2016/07/15 13:26:56 Total 6.35 VM Count*Hours in Running state, or 98.4% of total estimated billed VM Count*Hours.
2016/07/15 13:26:56 Total 0.00 VM Count*Hours in Deleting state, or 0.0% of total estimated billed VM Count*Hours.

This report outlines the total estimated billed VM usage. Note that you may need to convert VM Count*Hours to core*Hours according to the VM spec you're using, when you compare this number to a different VM spec. In the above example, the small VM size is used and small VM has 1 core, so the estimated core*Hours will be the same as VM Count*Hours. If you have another test run using Standard_D4 VM which has 8 cores, you need to multiply VM Count*Hours by 8 to get core*Hours. Then you may compare total core*Hours of the run using small VMs and total core*Hours of the run using Standard_D4 VMs, rather than directly comparing VM Count*Hours. You can find more information about VM size and number of cores in Sizes for Cloud Services.

The report also shows the percentage of VM utilization in different states:

  • Starting state: Batch/Azure is creating and starting the VM
  • Preparing state: VM is downloading and processing resources, and running your VM setup task
  • Running state: VM is running your tests
  • Deleting state: Idle VM is being deleted by the Batch service

Ideally, you want to maximize the % Running state, and minimize % Starting, % Preparing and % Deleting states.

You can get a more detailed report for VMs in different states every minute; the report file is in the Jenkins WORKSPACE folder /azurebatchtemp/vmUtilizaton.csv.

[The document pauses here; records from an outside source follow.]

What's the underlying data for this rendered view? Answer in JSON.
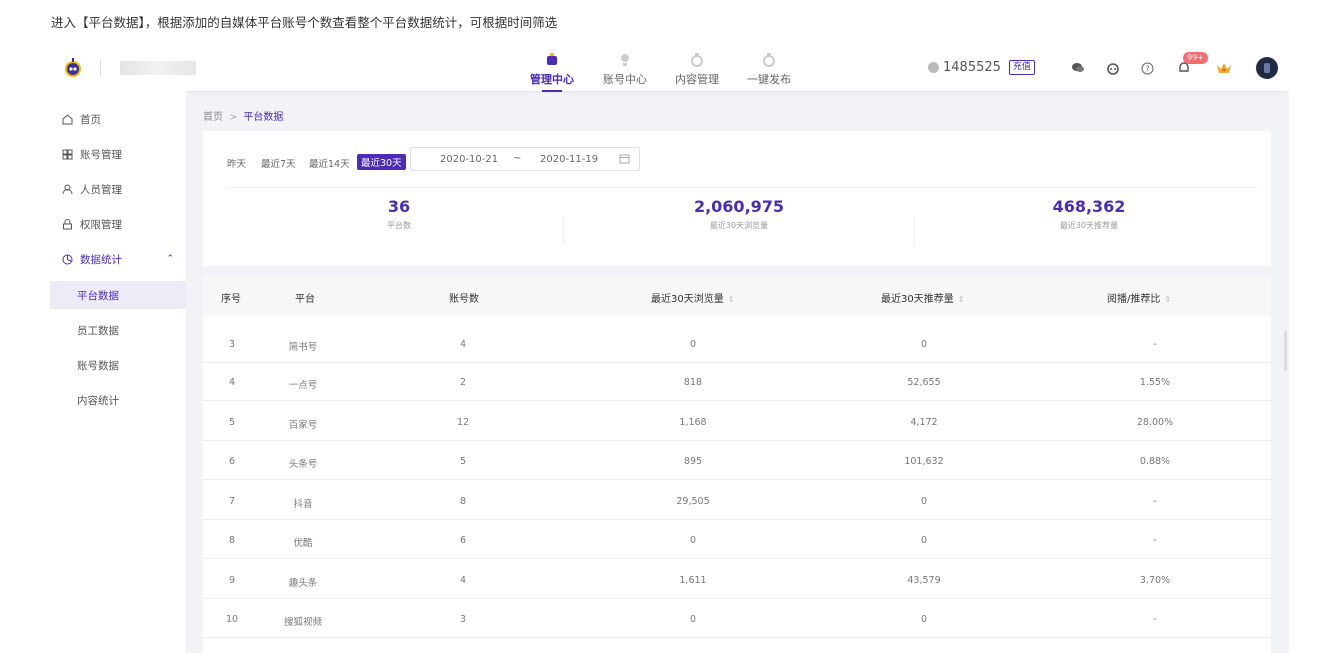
{
  "instruction": "进入【平台数据】，根据添加的自媒体平台账号个数查看整个平台数据统计，可根据时间筛选",
  "header": {
    "tabs": [
      {
        "label": "管理中心",
        "active": true
      },
      {
        "label": "账号中心",
        "active": false
      },
      {
        "label": "内容管理",
        "active": false
      },
      {
        "label": "一键发布",
        "active": false
      }
    ],
    "points": "1485525",
    "recharge_label": "充值",
    "notification_badge": "99+"
  },
  "sidebar": {
    "items": [
      {
        "label": "首页",
        "icon": "home-icon"
      },
      {
        "label": "账号管理",
        "icon": "grid-icon"
      },
      {
        "label": "人员管理",
        "icon": "user-icon"
      },
      {
        "label": "权限管理",
        "icon": "lock-icon"
      },
      {
        "label": "数据统计",
        "icon": "chart-icon"
      }
    ],
    "sub_items": [
      {
        "label": "平台数据",
        "active": true
      },
      {
        "label": "员工数据",
        "active": false
      },
      {
        "label": "账号数据",
        "active": false
      },
      {
        "label": "内容统计",
        "active": false
      }
    ]
  },
  "breadcrumb": {
    "home": "首页",
    "sep": ">",
    "current": "平台数据"
  },
  "filter": {
    "quick": [
      "昨天",
      "最近7天",
      "最近14天",
      "最近30天"
    ],
    "active_quick": "最近30天",
    "start_date": "2020-10-21",
    "range_sep": "~",
    "end_date": "2020-11-19"
  },
  "stats": [
    {
      "value": "36",
      "label": "平台数"
    },
    {
      "value": "2,060,975",
      "label": "最近30天浏览量"
    },
    {
      "value": "468,362",
      "label": "最近30天推荐量"
    }
  ],
  "table": {
    "headers": [
      "序号",
      "平台",
      "账号数",
      "最近30天浏览量",
      "最近30天推荐量",
      "阅播/推荐比"
    ],
    "rows": [
      [
        "3",
        "简书号",
        "4",
        "0",
        "0",
        "-"
      ],
      [
        "4",
        "一点号",
        "2",
        "818",
        "52,655",
        "1.55%"
      ],
      [
        "5",
        "百家号",
        "12",
        "1,168",
        "4,172",
        "28.00%"
      ],
      [
        "6",
        "头条号",
        "5",
        "895",
        "101,632",
        "0.88%"
      ],
      [
        "7",
        "抖音",
        "8",
        "29,505",
        "0",
        "-"
      ],
      [
        "8",
        "优酷",
        "6",
        "0",
        "0",
        "-"
      ],
      [
        "9",
        "趣头条",
        "4",
        "1,611",
        "43,579",
        "3.70%"
      ],
      [
        "10",
        "搜狐视频",
        "3",
        "0",
        "0",
        "-"
      ]
    ]
  },
  "colors": {
    "accent": "#4b2bb8",
    "badge": "#f56c6c"
  }
}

Below is an example:

timestamp billedVmCount unbilledVmCount startingVmCount rebootingVmCount preparingVmCount runningVmCount leavingVmCount otherStateVmCount
2016/07/13 17:48:02 0 2 2 0 0 0 0 0
2016/07/13 17:49:02 0 2 2 0 0 0 0 0
2016/07/13 17:50:02 0 2 2 0 0 0 0 0
2016/07/13 17:51:02 0 2 2 0 0 0 0 0
2016/07/13 17:52:02 0 2 2 0 0 0 0 0
2016/07/13 17:53:02 1 1 1 0 1 0 0 0
2016/07/13 17:54:02 2 0 0 0 1 1 0 0
2016/07/13 17:55:02 2 0 0 0 1 1 0 0
2016/07/13 17:56:02 2 0 0 0 0 1 1 0
2016/07/13 17:57:02 2 0 0 0 0 1 1 0

As you can see from above example, at timestamp 2016/07/13 17:53:02, 1 VM is preparing. At timestamp 2016/07/13 17:56:02 a VM is leaving.

Help

If you encounter any bugs with this plugin, please file issues via Issues.

Contribute

If you would like to become an active contributor to this project, please follow the instructions in the Microsoft Azure Projects Contribution Guidelines.

  1. Fork this repository
  2. Create your feature branch (git checkout -b my-new-feature)
  3. Commit your changes (git commit -am 'Add some feature')
  4. Push to the branch (git push origin my-new-feature)
  5. Create new Pull Request

More Information

Release Notes

Release notes and changelog are at here.

You can’t perform that action at this time.